ASSIGNED TASK >>
Skipping all images, output the listing word for word.
***** EXTRACTED DATA *****
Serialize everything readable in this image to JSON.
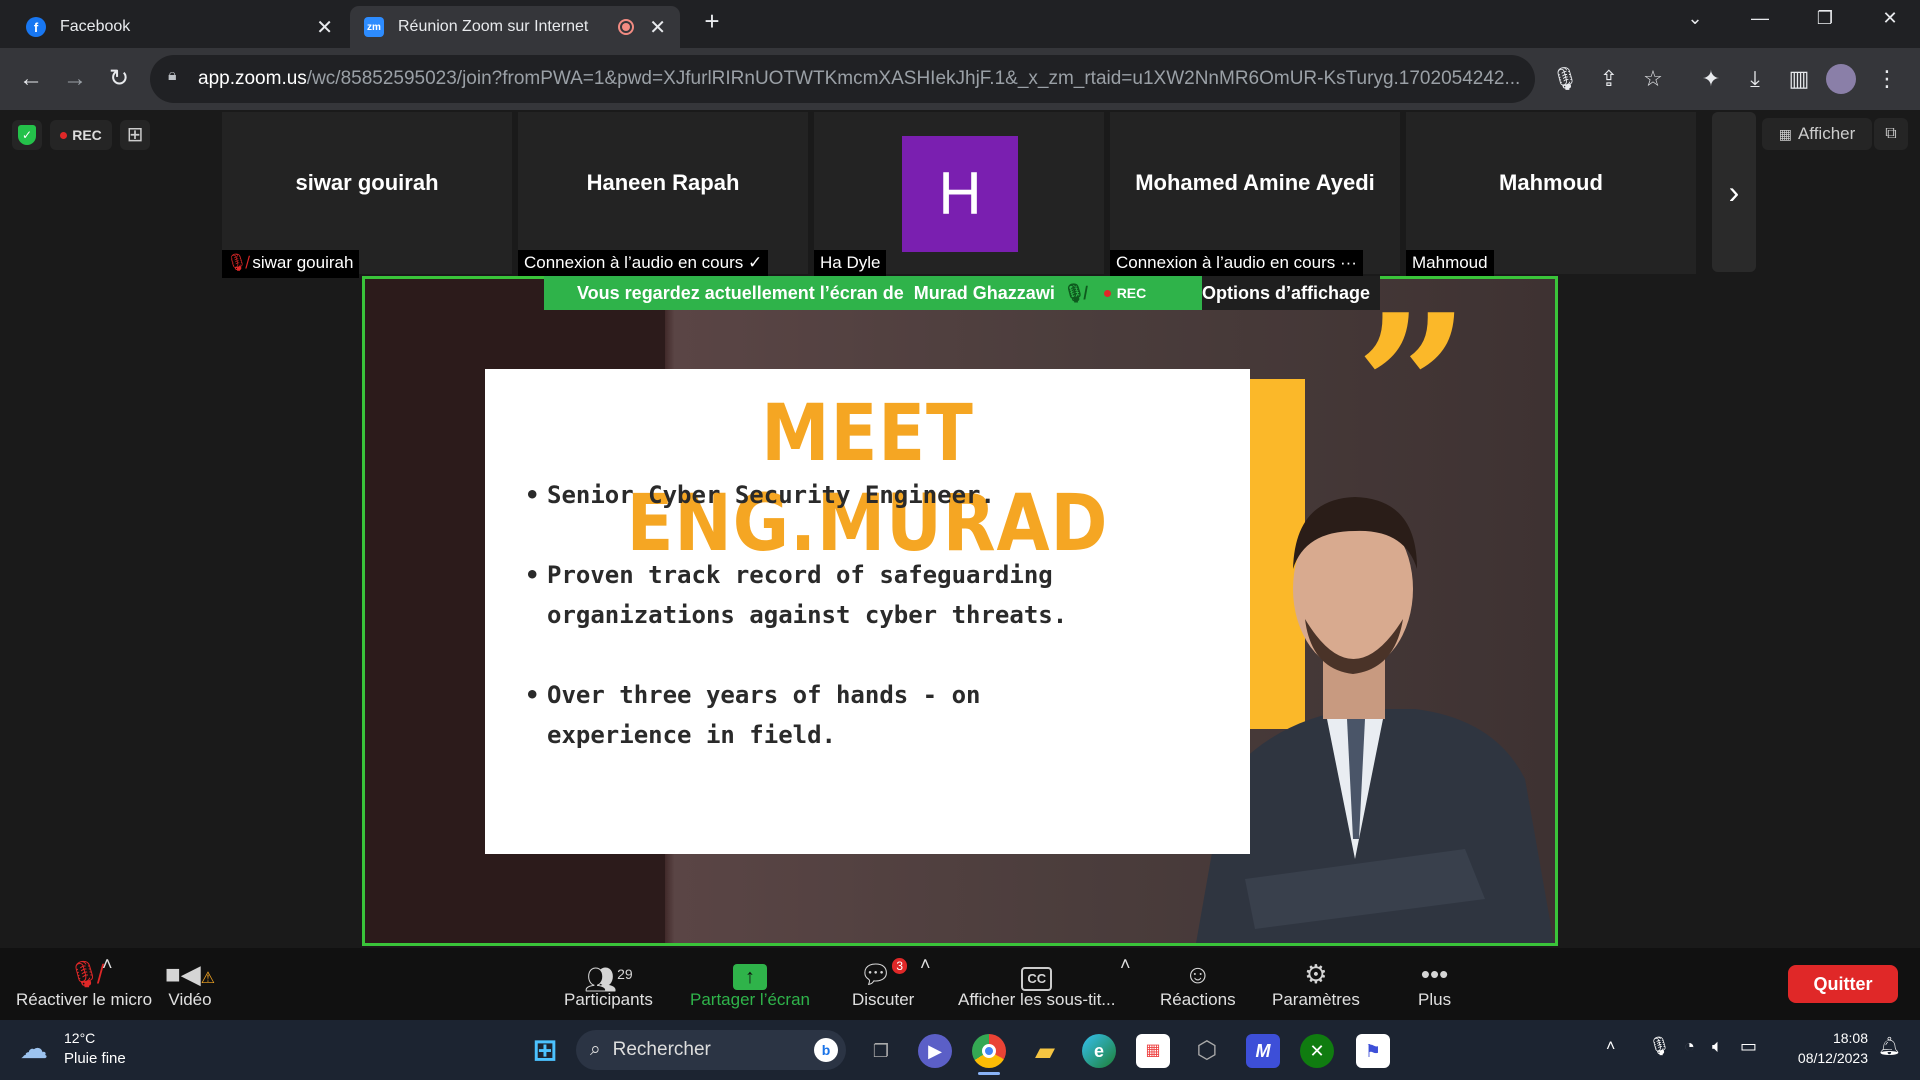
{
  "browser": {
    "tabs": [
      {
        "title": "Facebook",
        "favicon": "facebook-icon"
      },
      {
        "title": "Réunion Zoom sur Internet",
        "favicon": "zoom-icon",
        "recording": true
      }
    ],
    "url_host": "app.zoom.us",
    "url_path": "/wc/85852595023/join?fromPWA=1&pwd=XJfurlRIRnUOTWTKmcmXASHIekJhjF.1&_x_zm_rtaid=u1XW2NnMR6OmUR-KsTuryg.1702054242..."
  },
  "zoom_top": {
    "rec": "REC",
    "view": "Afficher"
  },
  "participants_strip": [
    {
      "name": "siwar gouirah",
      "label": "siwar gouirah",
      "muted": true
    },
    {
      "name": "Haneen Rapah",
      "label": "Connexion à l’audio en cours ✓"
    },
    {
      "name": "",
      "avatar_letter": "H",
      "label": "Ha Dyle"
    },
    {
      "name": "Mohamed Amine Ayedi",
      "label": "Connexion à l’audio en cours ···"
    },
    {
      "name": "Mahmoud",
      "label": "Mahmoud"
    }
  ],
  "share_banner": {
    "text": "Vous regardez actuellement l’écran de",
    "presenter": "Murad Ghazzawi",
    "rec": "REC",
    "options": "Options d’affichage"
  },
  "slide": {
    "title": "MEET ENG.MURAD",
    "bullets": [
      [
        "Senior Cyber Security Engineer."
      ],
      [
        "Proven track record of safeguarding",
        "organizations against cyber threats."
      ],
      [
        "Over three years of hands - on",
        "experience in field."
      ]
    ]
  },
  "controls": {
    "mic": "Réactiver le micro",
    "video": "Vidéo",
    "participants": "Participants",
    "participants_count": "29",
    "share": "Partager l’écran",
    "chat": "Discuter",
    "chat_badge": "3",
    "captions": "Afficher les sous-tit...",
    "reactions": "Réactions",
    "settings": "Paramètres",
    "more": "Plus",
    "quit": "Quitter"
  },
  "taskbar": {
    "weather_temp": "12°C",
    "weather_desc": "Pluie fine",
    "search": "Rechercher",
    "time": "18:08",
    "date": "08/12/2023"
  },
  "colors": {
    "accent_green": "#2fb34a",
    "slide_orange": "#f5a623",
    "quit_red": "#e02828"
  }
}
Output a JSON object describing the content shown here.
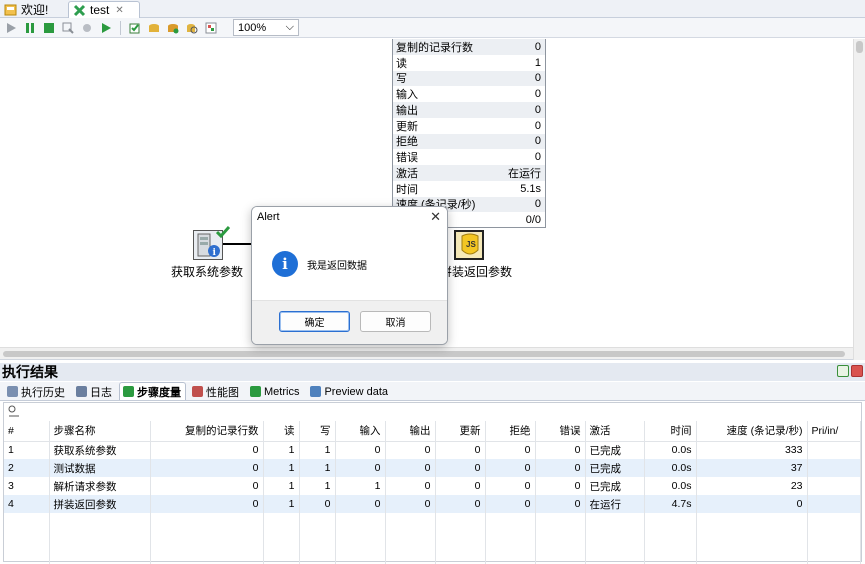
{
  "tabs": [
    {
      "label": "欢迎!",
      "icon": "welcome-icon"
    },
    {
      "label": "test",
      "icon": "transformation-icon"
    }
  ],
  "toolbar": {
    "zoom_value": "100%",
    "icons": [
      "run-icon",
      "pause-icon",
      "stop-icon",
      "preview-icon",
      "debug-icon",
      "replay-icon",
      "verify-icon",
      "impact-icon",
      "sql-icon",
      "explore-db-icon",
      "show-results-icon"
    ]
  },
  "metrics": {
    "rows": [
      {
        "label": "复制的记录行数",
        "value": "0"
      },
      {
        "label": "读",
        "value": "1"
      },
      {
        "label": "写",
        "value": "0"
      },
      {
        "label": "输入",
        "value": "0"
      },
      {
        "label": "输出",
        "value": "0"
      },
      {
        "label": "更新",
        "value": "0"
      },
      {
        "label": "拒绝",
        "value": "0"
      },
      {
        "label": "错误",
        "value": "0"
      },
      {
        "label": "激活",
        "value": "在运行"
      },
      {
        "label": "时间",
        "value": "5.1s"
      },
      {
        "label": "速度 (条记录/秒)",
        "value": "0"
      },
      {
        "label": "",
        "value": "0/0"
      }
    ]
  },
  "nodes": {
    "get_system_params": "获取系统参数",
    "assemble_return_params": "拼装返回参数"
  },
  "alert": {
    "title": "Alert",
    "message": "我是返回数据",
    "ok_label": "确定",
    "cancel_label": "取消"
  },
  "results": {
    "title": "执行结果",
    "subtabs": [
      {
        "label": "执行历史",
        "icon": "history-icon"
      },
      {
        "label": "日志",
        "icon": "log-icon"
      },
      {
        "label": "步骤度量",
        "icon": "step-metrics-icon"
      },
      {
        "label": "性能图",
        "icon": "perf-graph-icon"
      },
      {
        "label": "Metrics",
        "icon": "metrics-icon"
      },
      {
        "label": "Preview data",
        "icon": "preview-data-icon"
      }
    ],
    "columns": [
      "#",
      "步骤名称",
      "复制的记录行数",
      "读",
      "写",
      "输入",
      "输出",
      "更新",
      "拒绝",
      "错误",
      "激活",
      "时间",
      "速度 (条记录/秒)",
      "Pri/in/"
    ],
    "rows": [
      [
        "1",
        "获取系统参数",
        "0",
        "1",
        "1",
        "0",
        "0",
        "0",
        "0",
        "0",
        "已完成",
        "0.0s",
        "333",
        ""
      ],
      [
        "2",
        "测试数据",
        "0",
        "1",
        "1",
        "0",
        "0",
        "0",
        "0",
        "0",
        "已完成",
        "0.0s",
        "37",
        ""
      ],
      [
        "3",
        "解析请求参数",
        "0",
        "1",
        "1",
        "1",
        "0",
        "0",
        "0",
        "0",
        "已完成",
        "0.0s",
        "23",
        ""
      ],
      [
        "4",
        "拼装返回参数",
        "0",
        "1",
        "0",
        "0",
        "0",
        "0",
        "0",
        "0",
        "在运行",
        "4.7s",
        "0",
        ""
      ]
    ]
  }
}
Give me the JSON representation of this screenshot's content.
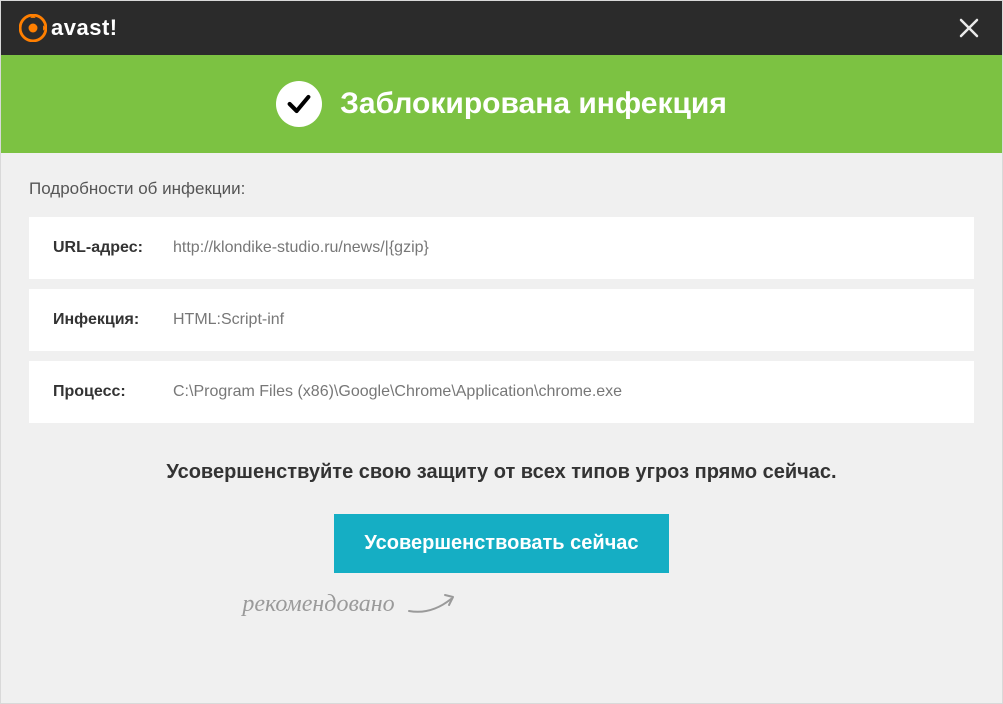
{
  "brand": {
    "name": "avast!"
  },
  "banner": {
    "title": "Заблокирована инфекция"
  },
  "details": {
    "heading": "Подробности об инфекции:",
    "url_label": "URL-адрес:",
    "url_value": "http://klondike-studio.ru/news/|{gzip}",
    "infection_label": "Инфекция:",
    "infection_value": "HTML:Script-inf",
    "process_label": "Процесс:",
    "process_value": "C:\\Program Files (x86)\\Google\\Chrome\\Application\\chrome.exe"
  },
  "upgrade": {
    "heading": "Усовершенствуйте свою защиту от всех типов угроз прямо сейчас.",
    "cta_label": "Усовершенствовать сейчас",
    "recommend_text": "рекомендовано"
  }
}
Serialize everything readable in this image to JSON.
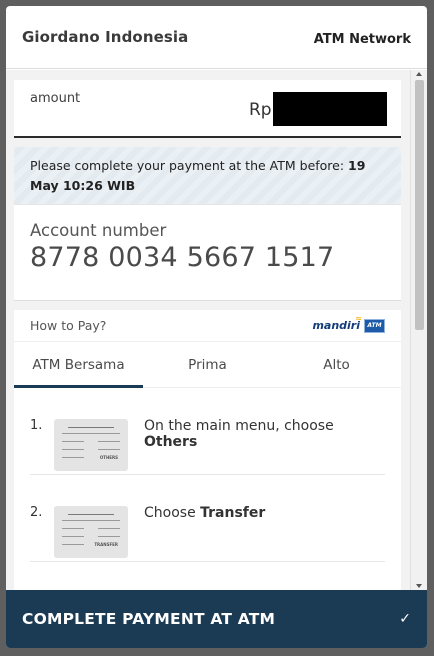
{
  "header": {
    "merchant": "Giordano Indonesia",
    "payment_method": "ATM Network"
  },
  "amount": {
    "label": "amount",
    "currency": "Rp",
    "value_redacted": true
  },
  "deadline": {
    "text": "Please complete your payment at the ATM before: ",
    "date": "19 May 10:26 WIB"
  },
  "account": {
    "label": "Account number",
    "number": "8778 0034 5667 1517"
  },
  "howto": {
    "title": "How to Pay?",
    "logos": {
      "mandiri": "mandiri",
      "atm_bersama": "ATM"
    },
    "tabs": [
      {
        "label": "ATM Bersama",
        "active": true
      },
      {
        "label": "Prima",
        "active": false
      },
      {
        "label": "Alto",
        "active": false
      }
    ],
    "steps": [
      {
        "number": "1.",
        "text": "On the main menu, choose ",
        "emphasis": "Others",
        "thumb_tag": "OTHERS"
      },
      {
        "number": "2.",
        "text": "Choose ",
        "emphasis": "Transfer",
        "thumb_tag": "TRANSFER"
      }
    ]
  },
  "cta": {
    "label": "COMPLETE PAYMENT AT ATM",
    "icon": "checkmark-icon"
  },
  "colors": {
    "primary": "#1b3a54",
    "backdrop": "#5f5f5f",
    "deadline_bg": "#eaf0f4"
  }
}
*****
WRITTEN SOLUTION >>
Serialize everything readable in this image to JSON.
{
  "browser": {
    "tabs": [
      {
        "title": "Facebook",
        "favicon": "facebook-icon"
      },
      {
        "title": "Réunion Zoom sur Internet",
        "favicon": "zoom-icon",
        "recording": true
      }
    ],
    "url_host": "app.zoom.us",
    "url_path": "/wc/85852595023/join?fromPWA=1&pwd=XJfurlRIRnUOTWTKmcmXASHIekJhjF.1&_x_zm_rtaid=u1XW2NnMR6OmUR-KsTuryg.1702054242..."
  },
  "zoom_top": {
    "rec": "REC",
    "view": "Afficher"
  },
  "participants_strip": [
    {
      "name": "siwar gouirah",
      "label": "siwar gouirah",
      "muted": true
    },
    {
      "name": "Haneen Rapah",
      "label": "Connexion à l’audio en cours ✓"
    },
    {
      "name": "",
      "avatar_letter": "H",
      "label": "Ha Dyle"
    },
    {
      "name": "Mohamed Amine Ayedi",
      "label": "Connexion à l’audio en cours ···"
    },
    {
      "name": "Mahmoud",
      "label": "Mahmoud"
    }
  ],
  "share_banner": {
    "text": "Vous regardez actuellement l’écran de",
    "presenter": "Murad Ghazzawi",
    "rec": "REC",
    "options": "Options d’affichage"
  },
  "slide": {
    "title": "MEET ENG.MURAD",
    "bullets": [
      [
        "Senior Cyber Security Engineer."
      ],
      [
        "Proven track record of safeguarding",
        "organizations against cyber threats."
      ],
      [
        "Over three years of hands - on",
        "experience in field."
      ]
    ]
  },
  "controls": {
    "mic": "Réactiver le micro",
    "video": "Vidéo",
    "participants": "Participants",
    "participants_count": "29",
    "share": "Partager l’écran",
    "chat": "Discuter",
    "chat_badge": "3",
    "captions": "Afficher les sous-tit...",
    "reactions": "Réactions",
    "settings": "Paramètres",
    "more": "Plus",
    "quit": "Quitter"
  },
  "taskbar": {
    "weather_temp": "12°C",
    "weather_desc": "Pluie fine",
    "search": "Rechercher",
    "time": "18:08",
    "date": "08/12/2023"
  },
  "colors": {
    "accent_green": "#2fb34a",
    "slide_orange": "#f5a623",
    "quit_red": "#e02828"
  }
}
Output a JSON object describing the content shown here.
{
  "tabs": [
    {
      "label": "欢迎!",
      "icon": "welcome-icon"
    },
    {
      "label": "test",
      "icon": "transformation-icon"
    }
  ],
  "toolbar": {
    "zoom_value": "100%",
    "icons": [
      "run-icon",
      "pause-icon",
      "stop-icon",
      "preview-icon",
      "debug-icon",
      "replay-icon",
      "verify-icon",
      "impact-icon",
      "sql-icon",
      "explore-db-icon",
      "show-results-icon"
    ]
  },
  "metrics": {
    "rows": [
      {
        "label": "复制的记录行数",
        "value": "0"
      },
      {
        "label": "读",
        "value": "1"
      },
      {
        "label": "写",
        "value": "0"
      },
      {
        "label": "输入",
        "value": "0"
      },
      {
        "label": "输出",
        "value": "0"
      },
      {
        "label": "更新",
        "value": "0"
      },
      {
        "label": "拒绝",
        "value": "0"
      },
      {
        "label": "错误",
        "value": "0"
      },
      {
        "label": "激活",
        "value": "在运行"
      },
      {
        "label": "时间",
        "value": "5.1s"
      },
      {
        "label": "速度 (条记录/秒)",
        "value": "0"
      },
      {
        "label": "",
        "value": "0/0"
      }
    ]
  },
  "nodes": {
    "get_system_params": "获取系统参数",
    "assemble_return_params": "拼装返回参数"
  },
  "alert": {
    "title": "Alert",
    "message": "我是返回数据",
    "ok_label": "确定",
    "cancel_label": "取消"
  },
  "results": {
    "title": "执行结果",
    "subtabs": [
      {
        "label": "执行历史",
        "icon": "history-icon"
      },
      {
        "label": "日志",
        "icon": "log-icon"
      },
      {
        "label": "步骤度量",
        "icon": "step-metrics-icon"
      },
      {
        "label": "性能图",
        "icon": "perf-graph-icon"
      },
      {
        "label": "Metrics",
        "icon": "metrics-icon"
      },
      {
        "label": "Preview data",
        "icon": "preview-data-icon"
      }
    ],
    "columns": [
      "#",
      "步骤名称",
      "复制的记录行数",
      "读",
      "写",
      "输入",
      "输出",
      "更新",
      "拒绝",
      "错误",
      "激活",
      "时间",
      "速度 (条记录/秒)",
      "Pri/in/"
    ],
    "rows": [
      [
        "1",
        "获取系统参数",
        "0",
        "1",
        "1",
        "0",
        "0",
        "0",
        "0",
        "0",
        "已完成",
        "0.0s",
        "333",
        ""
      ],
      [
        "2",
        "测试数据",
        "0",
        "1",
        "1",
        "0",
        "0",
        "0",
        "0",
        "0",
        "已完成",
        "0.0s",
        "37",
        ""
      ],
      [
        "3",
        "解析请求参数",
        "0",
        "1",
        "1",
        "1",
        "0",
        "0",
        "0",
        "0",
        "已完成",
        "0.0s",
        "23",
        ""
      ],
      [
        "4",
        "拼装返回参数",
        "0",
        "1",
        "0",
        "0",
        "0",
        "0",
        "0",
        "0",
        "在运行",
        "4.7s",
        "0",
        ""
      ]
    ]
  }
}
Give me the JSON representation of this screenshot's content.
{
  "brand": {
    "name": "avast!"
  },
  "banner": {
    "title": "Заблокирована инфекция"
  },
  "details": {
    "heading": "Подробности об инфекции:",
    "url_label": "URL-адрес:",
    "url_value": "http://klondike-studio.ru/news/|{gzip}",
    "infection_label": "Инфекция:",
    "infection_value": "HTML:Script-inf",
    "process_label": "Процесс:",
    "process_value": "C:\\Program Files (x86)\\Google\\Chrome\\Application\\chrome.exe"
  },
  "upgrade": {
    "heading": "Усовершенствуйте свою защиту от всех типов угроз прямо сейчас.",
    "cta_label": "Усовершенствовать сейчас",
    "recommend_text": "рекомендовано"
  }
}
Serialize everything readable in this image to JSON.
{
  "header": {
    "merchant": "Giordano Indonesia",
    "payment_method": "ATM Network"
  },
  "amount": {
    "label": "amount",
    "currency": "Rp",
    "value_redacted": true
  },
  "deadline": {
    "text": "Please complete your payment at the ATM before: ",
    "date": "19 May 10:26 WIB"
  },
  "account": {
    "label": "Account number",
    "number": "8778 0034 5667 1517"
  },
  "howto": {
    "title": "How to Pay?",
    "logos": {
      "mandiri": "mandiri",
      "atm_bersama": "ATM"
    },
    "tabs": [
      {
        "label": "ATM Bersama",
        "active": true
      },
      {
        "label": "Prima",
        "active": false
      },
      {
        "label": "Alto",
        "active": false
      }
    ],
    "steps": [
      {
        "number": "1.",
        "text": "On the main menu, choose ",
        "emphasis": "Others",
        "thumb_tag": "OTHERS"
      },
      {
        "number": "2.",
        "text": "Choose ",
        "emphasis": "Transfer",
        "thumb_tag": "TRANSFER"
      }
    ]
  },
  "cta": {
    "label": "COMPLETE PAYMENT AT ATM",
    "icon": "checkmark-icon"
  },
  "colors": {
    "primary": "#1b3a54",
    "backdrop": "#5f5f5f",
    "deadline_bg": "#eaf0f4"
  }
}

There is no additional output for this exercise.